WHAT YOU SHOULD DO
Work out how many lines in the material below hold the word "this". Write only the number.

# # #

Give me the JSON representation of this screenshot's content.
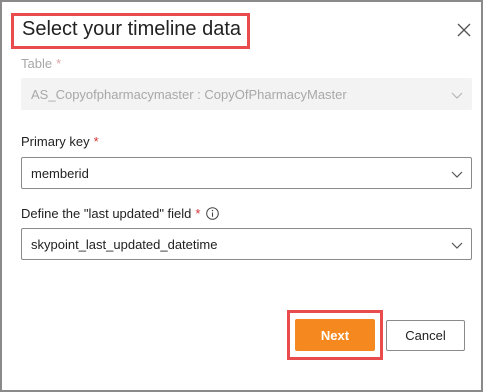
{
  "dialog": {
    "title": "Select your timeline data"
  },
  "fields": {
    "table": {
      "label": "Table",
      "required_mark": "*",
      "value": "AS_Copyofpharmacymaster : CopyOfPharmacyMaster",
      "disabled": true
    },
    "primary_key": {
      "label": "Primary key",
      "required_mark": "*",
      "value": "memberid"
    },
    "last_updated": {
      "label": "Define the \"last updated\" field",
      "required_mark": "*",
      "value": "skypoint_last_updated_datetime"
    }
  },
  "actions": {
    "next_label": "Next",
    "cancel_label": "Cancel"
  },
  "icons": {
    "close": "close-icon",
    "chevron": "chevron-down-icon",
    "info": "info-icon"
  },
  "colors": {
    "primary_button": "#f5891f",
    "highlight": "#e84c4c",
    "required": "#d13438"
  }
}
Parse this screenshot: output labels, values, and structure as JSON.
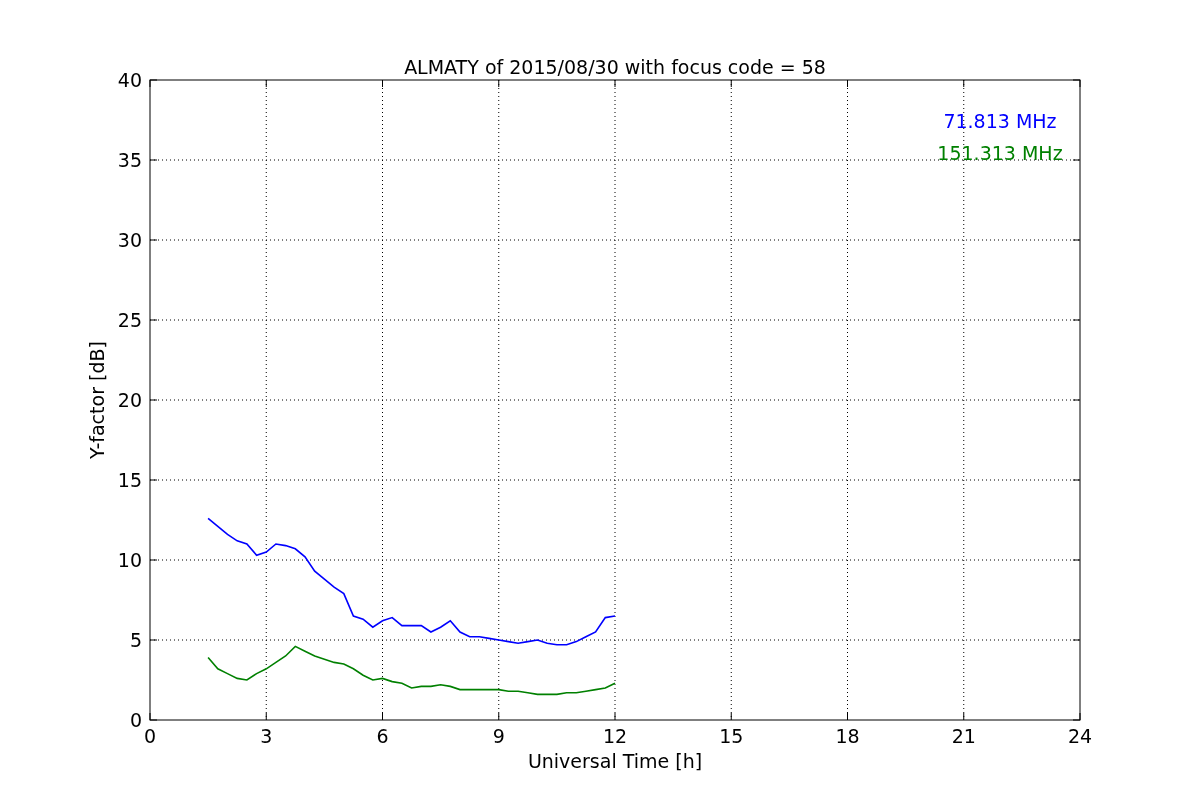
{
  "chart_data": {
    "type": "line",
    "title": "ALMATY of 2015/08/30 with focus code = 58",
    "xlabel": "Universal Time [h]",
    "ylabel": "Y-factor [dB]",
    "x": [
      1.5,
      1.75,
      2,
      2.25,
      2.5,
      2.75,
      3,
      3.25,
      3.5,
      3.75,
      4,
      4.25,
      4.5,
      4.75,
      5,
      5.25,
      5.5,
      5.75,
      6,
      6.25,
      6.5,
      6.75,
      7,
      7.25,
      7.5,
      7.75,
      8,
      8.25,
      8.5,
      8.75,
      9,
      9.25,
      9.5,
      9.75,
      10,
      10.25,
      10.5,
      10.75,
      11,
      11.25,
      11.5,
      11.75,
      12
    ],
    "series": [
      {
        "name": "71.813 MHz",
        "color": "#0000ff",
        "values": [
          12.6,
          12.1,
          11.6,
          11.2,
          11.0,
          10.3,
          10.5,
          11.0,
          10.9,
          10.7,
          10.2,
          9.3,
          8.8,
          8.3,
          7.9,
          6.5,
          6.3,
          5.8,
          6.2,
          6.4,
          5.9,
          5.9,
          5.9,
          5.5,
          5.8,
          6.2,
          5.5,
          5.2,
          5.2,
          5.1,
          5.0,
          4.9,
          4.8,
          4.9,
          5.0,
          4.8,
          4.7,
          4.7,
          4.9,
          5.2,
          5.5,
          6.4,
          6.5
        ]
      },
      {
        "name": "151.313 MHz",
        "color": "#008000",
        "values": [
          3.9,
          3.2,
          2.9,
          2.6,
          2.5,
          2.9,
          3.2,
          3.6,
          4.0,
          4.6,
          4.3,
          4.0,
          3.8,
          3.6,
          3.5,
          3.2,
          2.8,
          2.5,
          2.6,
          2.4,
          2.3,
          2.0,
          2.1,
          2.1,
          2.2,
          2.1,
          1.9,
          1.9,
          1.9,
          1.9,
          1.9,
          1.8,
          1.8,
          1.7,
          1.6,
          1.6,
          1.6,
          1.7,
          1.7,
          1.8,
          1.9,
          2.0,
          2.3
        ]
      }
    ],
    "xlim": [
      0,
      24
    ],
    "ylim": [
      0,
      40
    ],
    "xticks": [
      0,
      3,
      6,
      9,
      12,
      15,
      18,
      21,
      24
    ],
    "yticks": [
      0,
      5,
      10,
      15,
      20,
      25,
      30,
      35,
      40
    ],
    "grid": true
  }
}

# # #

RESULT
2